Many events in our lives, such as buying a home or having children, cause us to consider if we should prepare an estate plan. Often, once individuals acquire assets above $100,000, they seek the advice of an attorney. A typical estate plan involves a will, advance directives, and in some cases, a trust. Our Texas estate planning attorney can review your assets and desires for their disposition and propose the best estate plan for your situation.
What is Estate Planning?
Estate planning means planning how your property will be distributed after you die. You can also decide who will care for your children or who should be in charge of your affairs if you cannot make these decisions for yourself. An estate plan can combine various documents tailored to your situation. This may include a will, power of attorney, advance directives, a trust, and other documents.
Your Personal Situation Determines Your Estate Plan
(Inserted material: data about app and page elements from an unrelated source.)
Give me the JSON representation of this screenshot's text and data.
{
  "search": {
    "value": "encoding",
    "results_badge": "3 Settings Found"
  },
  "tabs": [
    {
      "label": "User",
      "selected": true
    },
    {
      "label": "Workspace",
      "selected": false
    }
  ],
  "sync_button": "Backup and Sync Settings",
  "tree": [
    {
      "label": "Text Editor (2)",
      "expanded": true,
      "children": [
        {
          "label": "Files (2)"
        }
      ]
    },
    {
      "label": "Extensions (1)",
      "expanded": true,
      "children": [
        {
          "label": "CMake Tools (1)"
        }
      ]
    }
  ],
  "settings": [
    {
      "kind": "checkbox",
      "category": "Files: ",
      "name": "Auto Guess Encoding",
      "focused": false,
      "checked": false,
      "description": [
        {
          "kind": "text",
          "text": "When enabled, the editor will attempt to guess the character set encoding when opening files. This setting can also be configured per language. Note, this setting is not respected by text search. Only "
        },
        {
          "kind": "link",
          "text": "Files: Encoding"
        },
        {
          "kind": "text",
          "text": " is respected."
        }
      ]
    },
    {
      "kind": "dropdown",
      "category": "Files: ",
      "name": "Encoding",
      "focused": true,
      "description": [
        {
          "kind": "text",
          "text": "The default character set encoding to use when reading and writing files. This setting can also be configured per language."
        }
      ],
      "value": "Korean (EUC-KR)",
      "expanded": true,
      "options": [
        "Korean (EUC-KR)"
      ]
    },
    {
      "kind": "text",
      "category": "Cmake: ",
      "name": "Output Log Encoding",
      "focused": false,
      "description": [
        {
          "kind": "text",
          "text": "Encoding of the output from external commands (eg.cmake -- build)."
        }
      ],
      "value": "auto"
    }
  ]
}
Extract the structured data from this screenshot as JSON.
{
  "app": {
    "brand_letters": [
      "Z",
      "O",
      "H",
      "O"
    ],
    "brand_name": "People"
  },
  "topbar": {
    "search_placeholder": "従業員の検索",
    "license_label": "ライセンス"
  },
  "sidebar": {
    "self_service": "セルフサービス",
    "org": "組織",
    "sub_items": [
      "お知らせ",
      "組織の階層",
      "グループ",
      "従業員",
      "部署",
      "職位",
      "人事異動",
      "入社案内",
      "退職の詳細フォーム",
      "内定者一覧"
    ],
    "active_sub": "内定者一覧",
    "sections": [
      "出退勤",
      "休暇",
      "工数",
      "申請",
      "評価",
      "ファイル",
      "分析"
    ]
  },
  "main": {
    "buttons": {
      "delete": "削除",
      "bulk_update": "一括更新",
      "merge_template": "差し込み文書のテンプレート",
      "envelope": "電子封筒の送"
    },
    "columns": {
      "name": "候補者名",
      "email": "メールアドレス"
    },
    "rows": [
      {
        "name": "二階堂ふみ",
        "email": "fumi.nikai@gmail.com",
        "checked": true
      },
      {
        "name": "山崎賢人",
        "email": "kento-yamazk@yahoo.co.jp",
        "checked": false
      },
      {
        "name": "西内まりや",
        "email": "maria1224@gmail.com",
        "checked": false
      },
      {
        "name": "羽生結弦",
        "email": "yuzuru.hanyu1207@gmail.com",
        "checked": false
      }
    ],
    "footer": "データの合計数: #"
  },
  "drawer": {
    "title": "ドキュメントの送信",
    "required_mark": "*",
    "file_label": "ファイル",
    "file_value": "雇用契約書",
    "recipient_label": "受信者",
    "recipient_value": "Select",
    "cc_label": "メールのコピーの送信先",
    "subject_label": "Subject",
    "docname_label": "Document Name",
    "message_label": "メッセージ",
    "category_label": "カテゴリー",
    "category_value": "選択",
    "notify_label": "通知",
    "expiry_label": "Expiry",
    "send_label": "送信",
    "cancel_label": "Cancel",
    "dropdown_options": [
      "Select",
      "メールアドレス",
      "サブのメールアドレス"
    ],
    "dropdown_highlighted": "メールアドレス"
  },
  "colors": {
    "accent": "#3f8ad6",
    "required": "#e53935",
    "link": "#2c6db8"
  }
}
Estate planning varies from case to case. Your circumstances will determine what is appropriate. But, there are some things that most people can benefit from regardless of their circumstances. Advance directives such as a medical power of attorney, living will, a DNR order, or durable power of attorney are examples.
Advance directives are legal documents you sign in advance while in good mental health. They guide medical professionals and family members on what actions should or should not be taken regarding your care when you can’t communicate your wishes due to incapacity or illness. They can help avoid conflicts that may occur when family members think they know what is best for you but cannot get your feedback.
A living will tells doctors what you would like to happen if your condition is terminal or irreversible and death is imminent. A medical power of attorney allows you to name someone to make medical decisions on your behalf when a doctor determines you cannot do so. There is also a directive called a “Do Not Resuscitate”, which can instruct medical professionals not to resuscitate you in certain circumstances. A durable power of attorney allows you to appoint someone as your agent to make decisions about your property or finances when you cannot do so.
Wills and Trusts
Many Texans can also benefit from having a will and a trust if they have assets of $100,000 or more. A will allows you to express your desires concerning what should happen to your property, how you would like your remains to be dealt with, and more. It can also help you make important decisions you would rather not be left up to a court, such as who will take care of your children.
If you die without a will, you cannot choose who will inherit your money, property, and other assets. Texas law will determine how your assets are divided, and people you may not wish to inherit your assets may benefit. Furthermore, when there is no will, your estate can end up in a lengthy and expensive probate process where a court appoints professionals to handle your affairs. Your estate will pay for the costs of these services from your assets which means your loved ones will receive less.
By creating a will and trust, if appropriate, you can avoid all of this and take control of your situation. A well-written will that complies with Texas law can ensure your loved ones receive your property. Furthermore, a trust can keep assets out of the court process and allow them to be handled more privately. With appropriate estate planning, you may also be able to plan against paying unnecessary taxes. Our Texas estate planning attorney is experienced in helping Texans explore their estate planning options. For legal help, get in touch with our office today, we offer a free consultation.